This follows a recent AiGroup survey of 160 local manufacturers that found that just over half (51.6%) expect that the removal of tariffs on Chinese manufactured goods will negatively affect their business.
“Reflecting the lack of transparency of the FTA negotiations with China, around a fifth of respondents are uncertain about how their business might be affected,” said AiGroup chief executive, Innes Willox.
The study forms the basis of an AiGroup submission made on behalf of its members to the Department of Foreign Affairs and Trade.
Mr Willox said the study also highlighted the potential benefits the FTA could bring to Australian industry through greater access to the world’s second-largest economy.
“However, realising this potential will require skillful and determined negotiation and close attention to the diversity of the Australian economy, Mr Willox said.
“The Australian-China FTA could, if delivered well, enable local manufacturers to source competitively-priced inputs and find more opportunities in global supply chains, yet only 11.2% of manufacturing respondents in the survey expect their business to benefit from an Australia-China FTA.”
Many of the concerns can be addressed and opportunities maximised for the benefit of the broader economy.
Mr Willox said government must ensure the FTA includes sufficient phase-out periods to give domestic manufacturers time to adjust to reductions in tariffs on goods imported from China.
· Full consideration should be given to addressing restrictions on Australian investment in China and the full range of non-tariff barriers and domestic preferences at play in China.
· Australia’s rights on anti-dumping must not be diminished by an Australia-China FTA.
· The incorporation of effective commercial safeguards around intellectual property infringements is essential to Australia’s ongoing relationship with China.
· Conformity with Australian safety and quality standards also needs to be strengthened and a process developed for legal enforcement of insurance claims and contract breaches.
“We have relayed all of these concerns in a submission to the Government and the Department of Foreign Affairs and Trade, and urge negotiators to take into account the considerations of local manufacturers as they work towards the finalisation of the Australia-China FTA,” Mr Willox said.
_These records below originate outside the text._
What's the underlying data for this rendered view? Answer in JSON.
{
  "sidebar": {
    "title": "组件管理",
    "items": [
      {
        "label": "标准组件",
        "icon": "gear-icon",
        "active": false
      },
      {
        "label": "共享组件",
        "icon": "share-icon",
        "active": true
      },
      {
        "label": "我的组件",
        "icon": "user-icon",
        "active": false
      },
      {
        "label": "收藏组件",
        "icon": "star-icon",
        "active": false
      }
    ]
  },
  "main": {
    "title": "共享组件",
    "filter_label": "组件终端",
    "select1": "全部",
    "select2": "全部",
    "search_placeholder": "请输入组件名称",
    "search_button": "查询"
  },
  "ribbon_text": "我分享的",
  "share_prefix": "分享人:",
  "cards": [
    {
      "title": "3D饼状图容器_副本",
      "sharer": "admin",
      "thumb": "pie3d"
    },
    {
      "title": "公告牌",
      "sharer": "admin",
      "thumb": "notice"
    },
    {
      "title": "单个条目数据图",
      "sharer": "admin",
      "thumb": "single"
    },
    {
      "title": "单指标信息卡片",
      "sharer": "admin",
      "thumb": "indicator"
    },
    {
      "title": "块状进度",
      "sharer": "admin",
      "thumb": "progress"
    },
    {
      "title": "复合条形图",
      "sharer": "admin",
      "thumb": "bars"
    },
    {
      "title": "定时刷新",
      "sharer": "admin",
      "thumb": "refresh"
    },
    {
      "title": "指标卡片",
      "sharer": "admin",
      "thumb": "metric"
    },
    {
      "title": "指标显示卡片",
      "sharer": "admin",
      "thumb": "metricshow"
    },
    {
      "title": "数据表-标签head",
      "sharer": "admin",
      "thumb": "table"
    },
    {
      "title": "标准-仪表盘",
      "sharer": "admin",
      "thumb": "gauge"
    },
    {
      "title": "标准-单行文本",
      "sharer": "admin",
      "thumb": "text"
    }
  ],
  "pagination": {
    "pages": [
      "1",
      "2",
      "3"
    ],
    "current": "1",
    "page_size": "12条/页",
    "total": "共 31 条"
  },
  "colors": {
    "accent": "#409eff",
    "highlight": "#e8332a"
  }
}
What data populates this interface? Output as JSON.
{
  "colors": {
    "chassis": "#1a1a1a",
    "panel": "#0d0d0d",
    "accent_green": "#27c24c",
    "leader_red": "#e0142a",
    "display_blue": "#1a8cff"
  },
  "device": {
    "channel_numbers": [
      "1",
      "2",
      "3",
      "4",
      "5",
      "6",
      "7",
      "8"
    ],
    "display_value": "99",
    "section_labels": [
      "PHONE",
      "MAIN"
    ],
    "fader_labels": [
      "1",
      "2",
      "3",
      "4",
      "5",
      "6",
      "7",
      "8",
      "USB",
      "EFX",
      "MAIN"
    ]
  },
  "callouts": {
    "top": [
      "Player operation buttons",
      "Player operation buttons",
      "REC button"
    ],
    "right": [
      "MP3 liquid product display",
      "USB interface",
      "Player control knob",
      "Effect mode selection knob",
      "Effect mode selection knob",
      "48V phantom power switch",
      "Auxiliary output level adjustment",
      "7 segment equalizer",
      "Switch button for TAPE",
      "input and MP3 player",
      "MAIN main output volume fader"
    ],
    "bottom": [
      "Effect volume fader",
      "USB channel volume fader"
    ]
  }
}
The submission can be read here: http://pdf.aigroup.asn.au/Submission_Australia-China_FTA.pdf